His wife was initially only know as Elizabeth from census records, her birth name was never mentioned, but her place of birth was consistently given as Hanmer, Flintshire in Wales. Hanmer is a problem for several reasons, firstly being a parish consisting of a collection of villages and hamlets together with individual farms, it had no central town and in fact the county it was in was divided in two so it had no direct connection the the county town. Secondly parish records from the time of her birth are probably also under the Bishop of Chester but could be under Wrexham in Denbighshire or Whitchurch or Oswestry in Shropshire, which confuses foreigners by being called Salop. Being from Wales there is also a chance that her family were dissenters and so we need to look under non conformist records in Wales as well. None of this is much use without a family name though.

From the birth record of my Great Grandfather I found her maiden name was Williams, as much use a a chocolate teapot, hundreds of possibilities. Their marriage record might prove helpful, it may give their age but more likely just give over 21, but it should give their address and their fathers name and occupation which might tie the baptism records together. What can we deduce from the census records to determine the approximate date and place of marriage?

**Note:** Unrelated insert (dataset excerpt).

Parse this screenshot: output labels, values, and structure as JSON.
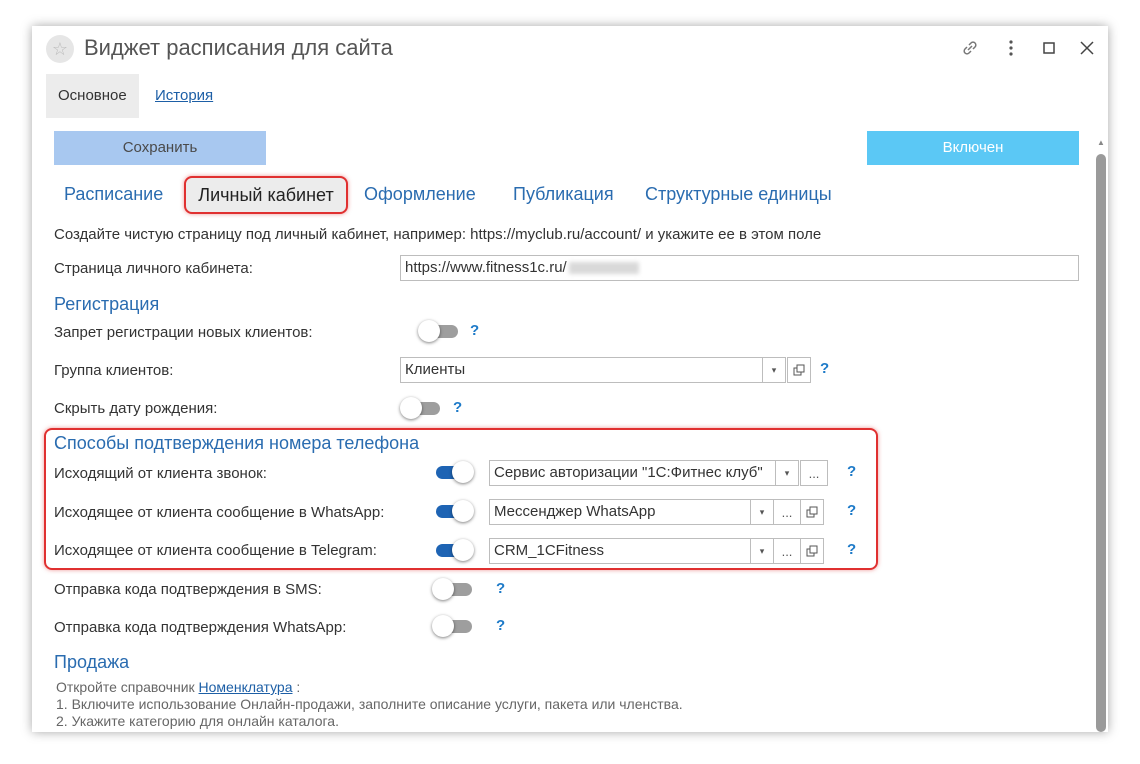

The 1841 census gives them living in Liverpool with two young sons born in Lancashire, Henry 2 years and Edward 2 months. This should be simple, but no. There were only two Edward Davies’ born in the first half of 1841, one a long way away, south of Shrewsbury and one in Holywell, in the Chester triangle. The certificate from Holywell gives the mother as Elizabeth Williams. There are no records for a Henry being born within 150 miles or two years of 1839 but I have found a baptism record for Edward in Liverpool in 1842, he died shortly afterwards. Henry is listed as being born in Liverpool on later census records, all the other children were born in Wrexham.

Assuming Henry was officially registered under a different name and he was born June 1838 to June 1839 the parents may have married in 1837 and in the third quarter of 1837 there is a record that has Edward Davies and Elizabeth Williams in Holywell, this looks promising, certificate ordered.

Bad news followed, my fee was refunded as, though both names were on the registration record they did not marry each other but did marry someone else on the page. The Chester triangle swallowed another lead. There are other possible marriages but ordering certificates for them by trial and error will get expensive and if they married before 1 July 1837 there is no civil record anyway. Finding if Henry had another name might help, but there are 250 registrations to check so it is back to waiting for DNA results and hope.

DNA

 

Do Not Ask

or Deoxyribonucleic acid if you prefer.

I have not yet been convinced of the value of DNA testing for genealogy, but working in a vacuum of facts does nothing so I bit the bullet and ordered a DNA test.

I avoided the Ancestry test as it seems a confidence trick, you have to subscribe to Ancestry to start with. FamilytreeDNA seemed the most recommended and perhaps versatile.

So far I have been severely underwhelmed by the process. The website seems fairly useless  adding a family tree using the ‘Spawn of Satan’ gedcom system worked reasonably well, viewing the tree was problematic, I am constantly reminded to add my parents although they are shown on the page, I am hoping this is to do with not having the results on the site yet.

The test itself was a simple affair once I had it, getting it was the problem. Two weeks after ordering online the address label was printed and I got a tracking number which showed it took three days to get into the postal system, the package travelled around Texas for 24 hours and three days later appeared in Chicago, it travelled around several locations in Chicago over the next 24 hours before an entry was added, departed Chicago. In my innocence I assumed it was now flying to Europe, but no, the next entry was it back in Texas, it departed there 25 December then 3 days later it departed Frankfurt and took a week longer to get here as it sat around the customs check over the weekend and feast days.

Now it is making the return trip and I expect the results sometime before the new year